WORK REQUIRED
Report how many lines in the listing below include the string "JSON", and write nothing more.

[RECORDS FOR THIS EXERCISE]

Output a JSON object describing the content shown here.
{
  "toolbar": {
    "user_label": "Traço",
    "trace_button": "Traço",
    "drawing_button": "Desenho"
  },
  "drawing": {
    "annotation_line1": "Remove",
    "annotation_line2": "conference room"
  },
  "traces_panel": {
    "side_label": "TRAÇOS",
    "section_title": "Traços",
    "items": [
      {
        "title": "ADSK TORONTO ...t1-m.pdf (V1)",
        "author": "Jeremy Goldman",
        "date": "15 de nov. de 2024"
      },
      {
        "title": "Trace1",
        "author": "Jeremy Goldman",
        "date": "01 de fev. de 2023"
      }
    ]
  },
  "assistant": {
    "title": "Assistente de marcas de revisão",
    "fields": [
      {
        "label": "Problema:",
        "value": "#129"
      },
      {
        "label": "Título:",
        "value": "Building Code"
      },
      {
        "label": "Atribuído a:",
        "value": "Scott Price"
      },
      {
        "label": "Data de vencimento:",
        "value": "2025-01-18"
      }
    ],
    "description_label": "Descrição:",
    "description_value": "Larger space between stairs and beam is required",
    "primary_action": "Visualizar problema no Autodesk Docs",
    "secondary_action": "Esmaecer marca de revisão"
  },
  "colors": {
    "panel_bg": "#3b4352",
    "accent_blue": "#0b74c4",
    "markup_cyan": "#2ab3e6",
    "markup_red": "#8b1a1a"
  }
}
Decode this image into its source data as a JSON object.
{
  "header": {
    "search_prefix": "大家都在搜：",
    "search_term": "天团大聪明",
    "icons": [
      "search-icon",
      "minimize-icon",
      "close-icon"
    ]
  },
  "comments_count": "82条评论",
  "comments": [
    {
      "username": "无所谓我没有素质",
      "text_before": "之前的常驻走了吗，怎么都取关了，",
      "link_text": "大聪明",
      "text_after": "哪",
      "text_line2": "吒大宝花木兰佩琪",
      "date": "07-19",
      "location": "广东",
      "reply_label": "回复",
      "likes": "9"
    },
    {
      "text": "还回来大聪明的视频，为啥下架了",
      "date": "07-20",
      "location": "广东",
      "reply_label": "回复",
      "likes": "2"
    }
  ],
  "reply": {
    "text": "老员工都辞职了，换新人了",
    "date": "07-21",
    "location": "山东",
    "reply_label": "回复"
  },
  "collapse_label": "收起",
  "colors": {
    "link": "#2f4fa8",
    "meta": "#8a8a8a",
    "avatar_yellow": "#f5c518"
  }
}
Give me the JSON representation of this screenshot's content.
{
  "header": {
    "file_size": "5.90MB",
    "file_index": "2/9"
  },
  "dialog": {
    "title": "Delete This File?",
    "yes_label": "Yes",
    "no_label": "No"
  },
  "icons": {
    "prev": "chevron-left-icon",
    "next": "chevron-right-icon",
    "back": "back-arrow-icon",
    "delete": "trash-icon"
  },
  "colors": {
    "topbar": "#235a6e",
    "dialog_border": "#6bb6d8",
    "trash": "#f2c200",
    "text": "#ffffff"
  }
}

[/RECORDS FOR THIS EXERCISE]

OUTPUT
3